C# is becoming a language where one can adopt many different styles, and the language constructs are quite dazzling. Classes, static, virtual, public, namespaces, bracket syntax, overloaded operators, attributed code, LINQ (functional expression or query syntax?). All this adds to the syntactic noise that obscures. I saw a little of that when I tried to teach my kids to read. When they start, even the idea that letters mean sounds is hard to get across* and every distraction is a problem. Which is why Comic Sans
is so popular.

You can start putting that structure into these other languages, but then they lose some of the stuff that made them good. Plus you have to make that structure up as you go. They also lose some of the fun.

Matlab is based around an interactive session that is something like a SSMS query window where you run “live” and a powershell command line. Actually quite familiar to those of us who grew up with this:


the interactive shell prompt of the BBC micro ran BASIC right from boot up… PRINT(“Hello Sam!”)


There is something about it that is quite fun, and encourages play. Which is great for data exploration, and modelling. But I don’t build bridges from Lego.


* Me speaking to child: “What is a letter? They are on the page. I mean printed on it. It’s that mark there. On the page. No, not that one; that’s a dog. No not that one, that’s a full stop. No not that one, that’s a bar code. No please don’t throw the book.”

It’s not a little bit cheaper

From Amazon letter to shareholders which is doing the rounds at the moment, on their database offering Aurora

“It has commercial-grade durability and availability, is fully compatible with MySQL, has up to 5 times better performance than the typical MySQL implementation, but is 1/10th the price of the traditional, commercial-grade database engines.”


Not because Cloud is cool, or because it is web scale (“Mongo db is web scale!”).

Cloud is going to destroy all the on-prem because it’s 10 times easier to get what you want, now, right now. And you don’t have to patch the SAN, and VMware, and the firewall, and the OS and the database server. And 1/10 of the cost. Not a bit cheaper, and a bit better. It is so much cheaper and so much better. That’s the thing that has only recently occurred to me, it’s not only a cost argument; it is a transformational change in how easy it is to get what you need.

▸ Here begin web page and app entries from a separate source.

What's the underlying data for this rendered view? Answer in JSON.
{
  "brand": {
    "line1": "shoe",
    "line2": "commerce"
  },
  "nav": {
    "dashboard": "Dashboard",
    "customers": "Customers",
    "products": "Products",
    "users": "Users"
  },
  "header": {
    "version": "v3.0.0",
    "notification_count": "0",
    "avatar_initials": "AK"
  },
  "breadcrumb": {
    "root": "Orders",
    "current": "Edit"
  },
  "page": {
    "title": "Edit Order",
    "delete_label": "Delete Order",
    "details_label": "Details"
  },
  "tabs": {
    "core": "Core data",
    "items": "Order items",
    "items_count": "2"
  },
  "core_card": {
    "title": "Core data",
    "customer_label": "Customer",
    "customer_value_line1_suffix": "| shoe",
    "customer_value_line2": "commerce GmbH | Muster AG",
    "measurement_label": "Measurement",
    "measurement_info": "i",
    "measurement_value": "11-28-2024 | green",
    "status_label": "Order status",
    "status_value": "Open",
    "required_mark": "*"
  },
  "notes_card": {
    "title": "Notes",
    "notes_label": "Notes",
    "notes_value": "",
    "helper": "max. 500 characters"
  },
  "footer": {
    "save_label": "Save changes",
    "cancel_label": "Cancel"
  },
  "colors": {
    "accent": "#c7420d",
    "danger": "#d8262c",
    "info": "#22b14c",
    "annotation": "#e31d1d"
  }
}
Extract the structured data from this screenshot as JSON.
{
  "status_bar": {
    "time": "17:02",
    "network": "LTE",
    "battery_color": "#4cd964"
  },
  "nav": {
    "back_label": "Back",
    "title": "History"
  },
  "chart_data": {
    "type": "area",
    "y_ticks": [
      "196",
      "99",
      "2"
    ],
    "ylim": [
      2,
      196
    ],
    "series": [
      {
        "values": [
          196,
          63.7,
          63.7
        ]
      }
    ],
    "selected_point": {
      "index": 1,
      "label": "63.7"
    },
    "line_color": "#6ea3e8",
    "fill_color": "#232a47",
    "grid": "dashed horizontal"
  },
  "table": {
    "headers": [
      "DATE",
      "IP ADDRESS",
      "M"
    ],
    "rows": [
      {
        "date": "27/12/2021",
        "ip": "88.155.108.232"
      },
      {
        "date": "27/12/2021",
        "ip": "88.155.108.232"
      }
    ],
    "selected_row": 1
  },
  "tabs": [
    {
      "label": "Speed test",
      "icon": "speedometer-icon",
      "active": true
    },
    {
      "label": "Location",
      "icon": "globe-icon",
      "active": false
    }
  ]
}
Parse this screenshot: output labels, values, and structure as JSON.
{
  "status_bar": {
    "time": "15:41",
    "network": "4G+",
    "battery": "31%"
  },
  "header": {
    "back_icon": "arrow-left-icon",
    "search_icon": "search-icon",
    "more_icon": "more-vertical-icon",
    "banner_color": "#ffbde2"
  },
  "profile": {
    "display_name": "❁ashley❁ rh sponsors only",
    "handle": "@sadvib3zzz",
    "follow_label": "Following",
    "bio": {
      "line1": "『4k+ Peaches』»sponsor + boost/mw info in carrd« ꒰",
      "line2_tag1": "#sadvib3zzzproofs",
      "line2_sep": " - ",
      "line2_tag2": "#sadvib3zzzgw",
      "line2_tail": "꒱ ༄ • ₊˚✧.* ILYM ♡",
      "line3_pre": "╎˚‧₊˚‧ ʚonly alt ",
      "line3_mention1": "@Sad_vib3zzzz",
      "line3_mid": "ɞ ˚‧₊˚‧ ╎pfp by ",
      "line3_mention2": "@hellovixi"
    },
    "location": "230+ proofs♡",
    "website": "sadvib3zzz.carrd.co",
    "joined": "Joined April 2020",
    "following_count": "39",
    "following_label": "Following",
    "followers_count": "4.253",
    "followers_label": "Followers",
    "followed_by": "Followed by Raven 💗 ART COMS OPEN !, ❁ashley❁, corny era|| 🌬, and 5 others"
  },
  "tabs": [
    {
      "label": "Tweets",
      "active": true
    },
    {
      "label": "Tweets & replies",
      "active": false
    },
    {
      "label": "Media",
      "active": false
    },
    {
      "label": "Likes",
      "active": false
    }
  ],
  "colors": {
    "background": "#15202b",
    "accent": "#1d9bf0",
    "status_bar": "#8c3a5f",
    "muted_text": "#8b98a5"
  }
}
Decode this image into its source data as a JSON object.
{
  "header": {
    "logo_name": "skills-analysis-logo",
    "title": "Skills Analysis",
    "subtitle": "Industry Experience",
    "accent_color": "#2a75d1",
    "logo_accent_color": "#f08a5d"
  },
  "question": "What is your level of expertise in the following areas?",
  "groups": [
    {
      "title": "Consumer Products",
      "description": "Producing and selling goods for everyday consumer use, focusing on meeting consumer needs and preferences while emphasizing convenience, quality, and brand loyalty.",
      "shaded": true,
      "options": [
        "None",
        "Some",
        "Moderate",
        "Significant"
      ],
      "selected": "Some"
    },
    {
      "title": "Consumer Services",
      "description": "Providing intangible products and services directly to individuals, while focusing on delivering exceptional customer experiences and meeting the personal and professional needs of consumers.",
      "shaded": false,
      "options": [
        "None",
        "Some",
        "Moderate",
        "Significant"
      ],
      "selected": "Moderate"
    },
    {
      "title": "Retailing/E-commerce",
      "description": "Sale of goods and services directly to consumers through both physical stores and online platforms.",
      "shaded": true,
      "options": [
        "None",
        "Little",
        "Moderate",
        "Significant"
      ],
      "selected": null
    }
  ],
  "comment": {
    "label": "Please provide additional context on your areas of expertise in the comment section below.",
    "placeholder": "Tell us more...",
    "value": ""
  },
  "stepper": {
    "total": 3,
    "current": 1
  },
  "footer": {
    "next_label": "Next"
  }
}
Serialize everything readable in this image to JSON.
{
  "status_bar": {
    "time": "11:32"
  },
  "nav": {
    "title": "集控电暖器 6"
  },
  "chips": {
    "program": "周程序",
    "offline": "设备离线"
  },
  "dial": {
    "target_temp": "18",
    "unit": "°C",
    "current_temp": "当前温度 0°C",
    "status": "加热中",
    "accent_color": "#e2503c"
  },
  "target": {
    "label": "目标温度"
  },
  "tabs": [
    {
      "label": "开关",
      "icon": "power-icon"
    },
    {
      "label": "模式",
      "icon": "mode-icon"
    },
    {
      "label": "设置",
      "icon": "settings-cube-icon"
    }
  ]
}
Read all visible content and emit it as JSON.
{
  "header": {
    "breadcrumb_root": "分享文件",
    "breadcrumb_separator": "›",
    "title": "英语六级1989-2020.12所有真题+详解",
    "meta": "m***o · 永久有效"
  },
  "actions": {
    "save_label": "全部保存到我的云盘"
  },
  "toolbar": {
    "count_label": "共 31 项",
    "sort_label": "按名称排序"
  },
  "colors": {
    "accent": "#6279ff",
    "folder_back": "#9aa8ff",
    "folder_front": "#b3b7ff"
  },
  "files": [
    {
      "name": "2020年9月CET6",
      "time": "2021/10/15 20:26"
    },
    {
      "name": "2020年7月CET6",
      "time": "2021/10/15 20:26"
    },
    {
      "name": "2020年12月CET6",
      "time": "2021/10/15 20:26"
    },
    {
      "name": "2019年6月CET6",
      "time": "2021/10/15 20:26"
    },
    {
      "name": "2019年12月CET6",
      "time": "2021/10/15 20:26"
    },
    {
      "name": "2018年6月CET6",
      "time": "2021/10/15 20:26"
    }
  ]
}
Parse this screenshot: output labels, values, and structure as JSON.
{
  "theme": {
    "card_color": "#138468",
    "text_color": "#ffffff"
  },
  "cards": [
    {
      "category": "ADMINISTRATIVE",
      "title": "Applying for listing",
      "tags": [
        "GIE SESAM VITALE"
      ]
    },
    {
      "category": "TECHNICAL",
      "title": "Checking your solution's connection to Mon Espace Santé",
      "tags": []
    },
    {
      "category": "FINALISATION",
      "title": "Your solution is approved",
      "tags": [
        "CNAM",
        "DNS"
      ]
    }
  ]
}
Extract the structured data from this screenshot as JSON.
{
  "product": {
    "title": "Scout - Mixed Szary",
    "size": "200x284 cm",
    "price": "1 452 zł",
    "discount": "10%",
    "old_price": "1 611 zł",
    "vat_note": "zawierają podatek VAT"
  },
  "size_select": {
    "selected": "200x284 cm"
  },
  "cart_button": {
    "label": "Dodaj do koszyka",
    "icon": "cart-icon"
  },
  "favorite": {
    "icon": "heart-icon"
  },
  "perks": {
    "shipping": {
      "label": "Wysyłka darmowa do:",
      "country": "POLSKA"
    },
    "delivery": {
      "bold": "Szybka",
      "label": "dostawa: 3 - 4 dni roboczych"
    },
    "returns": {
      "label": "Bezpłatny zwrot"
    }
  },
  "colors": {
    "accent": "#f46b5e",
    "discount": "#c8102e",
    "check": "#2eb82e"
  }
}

Of course there are other risks like vendor lock in to Amazon (or whoever). But here’s the thing: you have that anyway. You think that you can change from VMWare to Hypervisor? Or from VM to physical? You can’t. Or, you can, but at so much cost and time that it would be as easy to go cloud.

Yes yes, the NSA will be reading your files, but they are doing that anyway. We shouldn’t belittle those risks, because they are the real risks. The potential company destroying risks that directors are paid to take on (even though there isn’t enough evidence, they need to decide anyway). We shouldn’t be too bold ignoring those risks but the advantages of cloud are quite tangible.